Practically all Muslims whatever their sect or language, and all Arabs, refer to the five daily prayers of Islam by versions of the same names: Fajr / Ṣubḥ before sunrise, Ḍhuhr at noon, `Aṣr in the afternoon, Maghrib at sunset, and `Ishā’ in the evening. West of Egypt, however, things look very different: there we often find quite different names for the five prayers. For example, contrast the familiar names above with those used in the largest Berber language, Shilha (southern Morocco): ṣṣbaḥ, tizwarn, takʷẓin, tiwutsh, and tin-yiḍs. Except for the first, there seems to be no relation.
However, Middle Eastern Islamic prayer names haven't always been so uniform. Al-Bukhārī reports the following hadith (#516):
“... from Sayyār b. Salamah: “My father and I entered into the presence of Abū Barzah al-’Aslamī. My father asked him: “How did the Messenger of God, blessings and peace be upon him, pray the prescribed (prayers)?” He replied: “He used to pray al-hajīr, which you (pl.) call al-’ūlā, when the sun declines (from the meridian), and pray al-‘aṣr such that one of us could return to his home at the far end of Medina while the sun was still lively.” I forget what he said about al-maghrib. “And he used to prefer to delay al-‘ishā’, which you (pl.) call al-‘atamah, and he used to hate sleeping before it or speaking after it. And he used to return from the ghadāt prayer when a person could recognise the one sitting next to him, and read sixty to a hundred (verses.)””Siwi, the Berber language of Egypt, still uses a series of mostly Arabic-derived prayer names that might as well be taken straight from this hadith: they call the five prayers sra (morning), luli, la`ṣaṛ, mməghrəb, and l`ətmət. Traces of these names are found further afield too: in Songhay (Mali/Niger), Dhuhr is referred to as aluula.

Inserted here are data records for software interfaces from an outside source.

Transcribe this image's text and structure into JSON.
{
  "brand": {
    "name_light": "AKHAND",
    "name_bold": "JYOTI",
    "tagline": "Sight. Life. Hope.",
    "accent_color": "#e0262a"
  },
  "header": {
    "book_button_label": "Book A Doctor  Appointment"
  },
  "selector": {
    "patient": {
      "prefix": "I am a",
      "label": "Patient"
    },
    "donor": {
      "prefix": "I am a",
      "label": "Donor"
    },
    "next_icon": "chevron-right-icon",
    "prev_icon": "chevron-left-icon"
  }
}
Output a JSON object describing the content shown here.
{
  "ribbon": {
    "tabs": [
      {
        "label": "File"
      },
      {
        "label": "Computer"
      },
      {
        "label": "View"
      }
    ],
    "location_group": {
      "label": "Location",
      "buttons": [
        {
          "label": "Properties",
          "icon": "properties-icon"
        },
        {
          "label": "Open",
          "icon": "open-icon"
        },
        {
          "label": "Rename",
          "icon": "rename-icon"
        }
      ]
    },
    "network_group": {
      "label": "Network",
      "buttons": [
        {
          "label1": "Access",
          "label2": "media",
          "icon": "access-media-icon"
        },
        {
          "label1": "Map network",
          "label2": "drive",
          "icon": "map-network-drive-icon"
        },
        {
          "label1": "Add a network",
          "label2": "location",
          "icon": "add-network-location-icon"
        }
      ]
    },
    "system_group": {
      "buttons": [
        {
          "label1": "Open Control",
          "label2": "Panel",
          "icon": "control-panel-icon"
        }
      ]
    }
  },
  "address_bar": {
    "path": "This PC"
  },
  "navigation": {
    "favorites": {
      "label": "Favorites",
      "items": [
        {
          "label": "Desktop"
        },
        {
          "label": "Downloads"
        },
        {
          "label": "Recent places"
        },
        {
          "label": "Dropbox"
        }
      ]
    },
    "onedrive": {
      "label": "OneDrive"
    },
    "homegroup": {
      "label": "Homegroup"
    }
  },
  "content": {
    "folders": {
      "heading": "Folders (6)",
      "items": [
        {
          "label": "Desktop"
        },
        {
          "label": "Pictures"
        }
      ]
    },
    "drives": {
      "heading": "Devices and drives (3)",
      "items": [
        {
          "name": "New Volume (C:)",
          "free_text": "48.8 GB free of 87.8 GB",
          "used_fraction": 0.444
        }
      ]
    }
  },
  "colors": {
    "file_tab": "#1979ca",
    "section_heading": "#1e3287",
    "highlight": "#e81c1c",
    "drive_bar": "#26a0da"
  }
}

It turns out that this hadith also explains the Shilha name for Dhuhr: tizwarn literally means "the first ones (f.)", a literal translation of Arabic al-’ūlā. This form is not just widespread in Berber, but is also (via Zenaga) the source for Wolof tisbaar. In Soninké, the language of the medieval Ghana Empire between Mauritania and Mali, another literal translation yields sállì-fànà (“prayer-first”), which has been borrowed into Bambara and many other West African languages.
A similar, much less well-sourced hadith (Maṣḥaf `Abd al-Razzāq 2067) likewise explains the Shilha name for Isha:
“From Yaḥyā b. al-‘Alā’, from al-A‘mash, from Abū Wā’il who said: I asked for Ḥuḏayfa, and he said: Why have you asked for me? I said: For conversation. He said: “‘Umar b. al-Khaṭṭāb, may God be pleased with him, used to warn against conversation after ṣalāt al-nawm (the sleep prayer).”Comparison to other versions makes it clear that the prayer being referred to is Isha. As it happens, Shilha tin-yiḍs means, literally "that (f.) of sleep". This form is widespread in Berber, and was literally translated into Soninke as sákhú-fó (sákhú "sleep", fó "thing"). The resulting form was borrowed into Songhay (saafoo) and several other regional languages.
All of this tells us three things:
- Berber Islamic terminology was created very early in Islamic history, before these variants disappeared from Arabic usage;
- Soninké and Wolof speakers adopted Islam in large part from Berbers, not directly from Arabs;
- Soninké speakers played an important role in the spread of Islam to other ethnic groups in Mali and Niger.
(This post summarises about half of an article of mine which is forthcoming in the Bulletin of SOAS, under the title of "Archaic and innovative Islamic prayer names around the Sahara".)